Winn Collier is the pastor of All Souls Charlottesville, and he just wrote an "epistolary novel" called Love Big, Be Well: Letters To a Small Town Church, which I devoured in 3 hours. Winn is a pastor's pastor, with a sacramental, hopeful outlook on what it means to be faithful in an age that is being formed by the dumpster fire that is social media.
This was the first time that Winn and I talked, but from the very beginning, I knew he was a kindred spirit. If you need to get a sense of hope, this is the person to listen to. Then go out and get this book - it feels like coming home.
You can connect with Winn on his website, on Facebook, or Instagram.
Music on today's episode is by Sara Groves (He's Always Been Faithful)
Nearly three hundred years ago, a young preacher by the name of Jonathan Edwards gave a sermon called "Sinners in the Hands of an Angry God," which has aruably become the most influential sermon in the history of the Evangelical church. In it, he says “The bow of God's wrath is bent, and the arrow made ready on the string, and justice bends the arrow at your heart, and strains the bow, and it is nothing but the mere pleasure of God, and that of an angry God, without any promise or obligation at all, that keeps the arrow one moment from being made drunk with your blood.”
Brian Zahnd is the founding pastor of Word of Life Church in St. Joseph, Missouri. When he was in his twenties, he was greatly affected by Edwards' vision of God as angry, violent and retributive. "What I did know was that I liked Jesus," Zahnd says, "But I was really scared of his Dad, the faceless white giant with obvious anger issues."
In his brand new book, Sinners in the Hands of a Loving God: The Scandalous Truth of the Very Good News, Zahnd paints a very different, very biblical portrait of God: one that looks like Jesus. In it, he asks questions like: Is seeing God primarily as wrathful toward sinners true or biblical? Is fearing God a normal expected behavior? And where might the natural implications of this theological framework lead us?

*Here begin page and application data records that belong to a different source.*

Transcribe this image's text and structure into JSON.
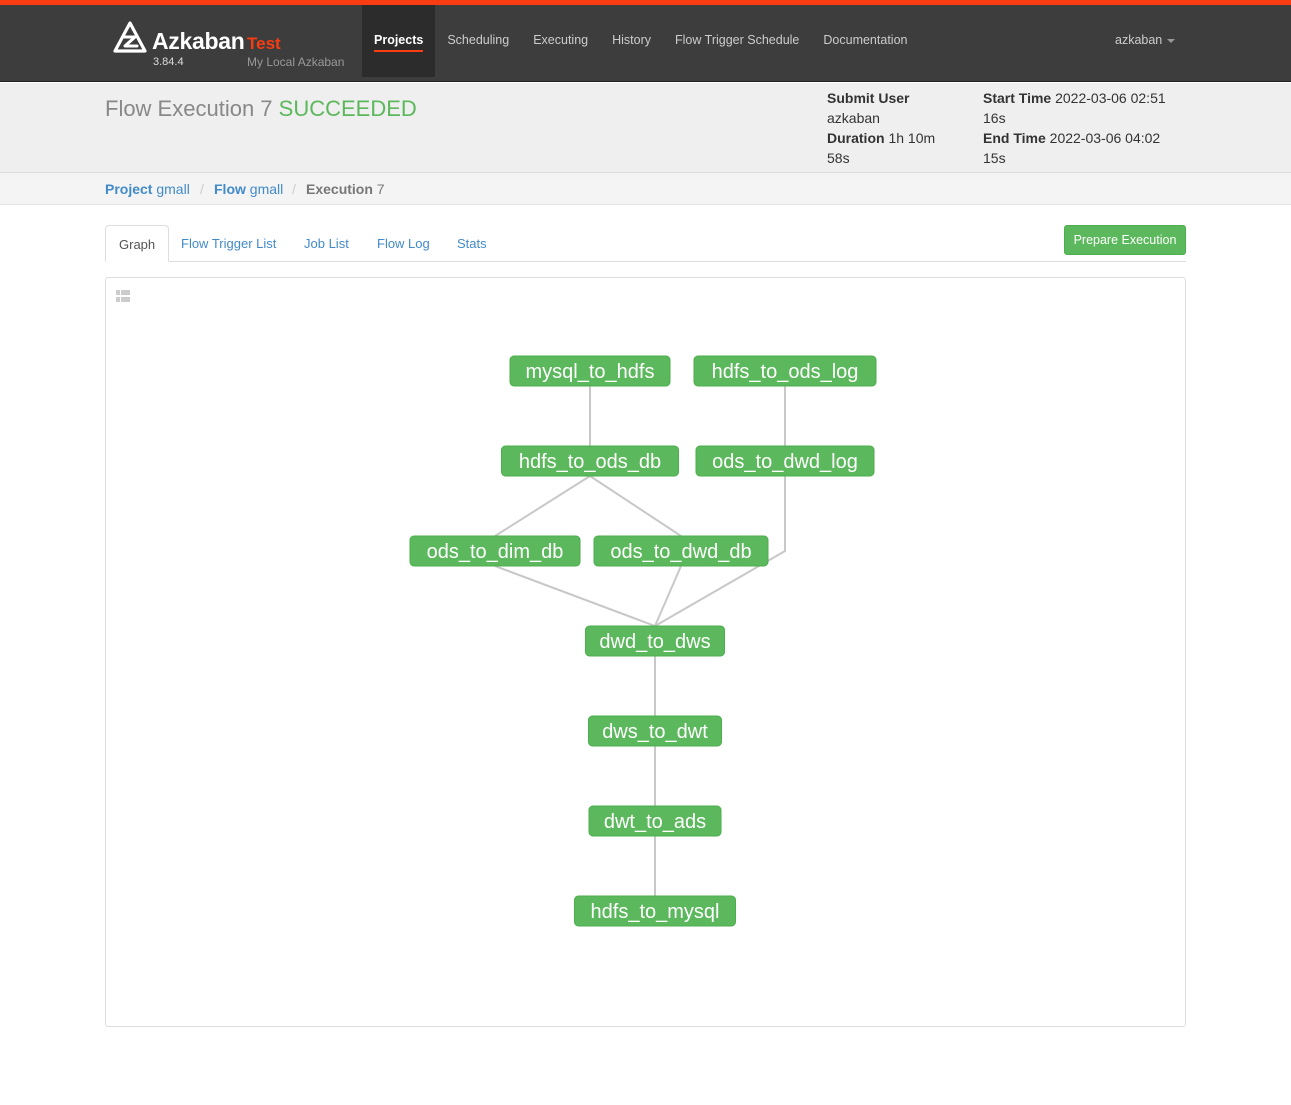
{
  "brand": {
    "name": "Azkaban",
    "environment": "Test",
    "version": "3.84.4",
    "subtitle": "My Local Azkaban"
  },
  "nav": {
    "items": [
      {
        "label": "Projects",
        "active": true
      },
      {
        "label": "Scheduling",
        "active": false
      },
      {
        "label": "Executing",
        "active": false
      },
      {
        "label": "History",
        "active": false
      },
      {
        "label": "Flow Trigger Schedule",
        "active": false
      },
      {
        "label": "Documentation",
        "active": false
      }
    ],
    "user": "azkaban"
  },
  "execution": {
    "title": "Flow Execution 7",
    "status": "SUCCEEDED",
    "submit_user_label": "Submit User",
    "submit_user": "azkaban",
    "duration_label": "Duration",
    "duration": "1h 10m 58s",
    "start_time_label": "Start Time",
    "start_time": "2022-03-06 02:51 16s",
    "end_time_label": "End Time",
    "end_time": "2022-03-06 04:02 15s"
  },
  "breadcrumb": {
    "project_label": "Project",
    "project": "gmall",
    "flow_label": "Flow",
    "flow": "gmall",
    "execution_label": "Execution",
    "execution": "7"
  },
  "tabs": [
    {
      "label": "Graph",
      "active": true
    },
    {
      "label": "Flow Trigger List",
      "active": false
    },
    {
      "label": "Job List",
      "active": false
    },
    {
      "label": "Flow Log",
      "active": false
    },
    {
      "label": "Stats",
      "active": false
    }
  ],
  "prepare_button": "Prepare Execution",
  "colors": {
    "accent": "#f93c11",
    "success": "#5cb85c",
    "link": "#428bca",
    "navbar": "#3d3d3d"
  },
  "graph": {
    "nodes": [
      {
        "id": "mysql_to_hdfs",
        "label": "mysql_to_hdfs",
        "status": "SUCCEEDED"
      },
      {
        "id": "hdfs_to_ods_log",
        "label": "hdfs_to_ods_log",
        "status": "SUCCEEDED"
      },
      {
        "id": "hdfs_to_ods_db",
        "label": "hdfs_to_ods_db",
        "status": "SUCCEEDED"
      },
      {
        "id": "ods_to_dwd_log",
        "label": "ods_to_dwd_log",
        "status": "SUCCEEDED"
      },
      {
        "id": "ods_to_dim_db",
        "label": "ods_to_dim_db",
        "status": "SUCCEEDED"
      },
      {
        "id": "ods_to_dwd_db",
        "label": "ods_to_dwd_db",
        "status": "SUCCEEDED"
      },
      {
        "id": "dwd_to_dws",
        "label": "dwd_to_dws",
        "status": "SUCCEEDED"
      },
      {
        "id": "dws_to_dwt",
        "label": "dws_to_dwt",
        "status": "SUCCEEDED"
      },
      {
        "id": "dwt_to_ads",
        "label": "dwt_to_ads",
        "status": "SUCCEEDED"
      },
      {
        "id": "hdfs_to_mysql",
        "label": "hdfs_to_mysql",
        "status": "SUCCEEDED"
      }
    ],
    "edges": [
      [
        "mysql_to_hdfs",
        "hdfs_to_ods_db"
      ],
      [
        "hdfs_to_ods_log",
        "ods_to_dwd_log"
      ],
      [
        "hdfs_to_ods_db",
        "ods_to_dim_db"
      ],
      [
        "hdfs_to_ods_db",
        "ods_to_dwd_db"
      ],
      [
        "ods_to_dim_db",
        "dwd_to_dws"
      ],
      [
        "ods_to_dwd_db",
        "dwd_to_dws"
      ],
      [
        "ods_to_dwd_log",
        "dwd_to_dws"
      ],
      [
        "dwd_to_dws",
        "dws_to_dwt"
      ],
      [
        "dws_to_dwt",
        "dwt_to_ads"
      ],
      [
        "dwt_to_ads",
        "hdfs_to_mysql"
      ]
    ]
  }
}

I loved this book, and I loved my conversation with Brian.
Oh, and Here is the hilarious and poignant youtube video of "Fyodor Dostoyevsky" reviewing Brian's book.
Music on today's episode is by Masss (Silver Collar)
Carlos A. Rodriquez was born and raised in Puerto Rico, and he's traveling there early next week with as many water filters as possible so that people can have access to clean water. Please join me by donating here so that Carlos can get thousands of water filters to people in need. They cost $13 apiece, so please consider being generous!
Carlos is a pastor in North Carolina, and he's also the author of Simply Sonship, and his brand new book, Drop The Stones.
Oh, and make sure to check out his podcast - he has had some amazing conversations with people like Brian Zahnd, Brian McLaren, Richard Rohr, and others.
Carlos is hilarious, deep, gentle, and I loved my conversation with him. Enjoy!
The music on today's episode is from Stefan Van Voorst (Halfway).
Let's be honest: Forgiveness is so very hard.
I suppose that we all know that letting go would be of some value to our own personal well being; we just can't seem to be able to do it. Or maybe you've been to church and you were told that you "had to" forgive, which only heaped shame and guilt on your already burdened shoulders.
So let's not do that.
But let's talk about forgiveness. What isn't it? What is it? And how can we move towards it, even when it feels impossible?
Music on today's episode is from my brilliant friend Matt Moberg (Tangled Up)
Richard Rohr is a Franciscan Friar, and the author of many bestselling books, including Everything Belongs, Falling Upward, and The Divine Dance. I met him last summer when a few other pastors spent a weekend with Father Richard at the Center for Action and Contemplation in Albuquerque, New Mexico. He was hilarious, wise, deep, generous with his time, and we all loved our time with him. So when I reached out to him to be on the podcast, and he graciously agreed, I couldn't wait to share him with you. He's one of the most influential theologians of the 21st century, and is way ahead of his time.
Music on today's podcast is The Prayer of St. Francis, performed by Meredith Van Voorst.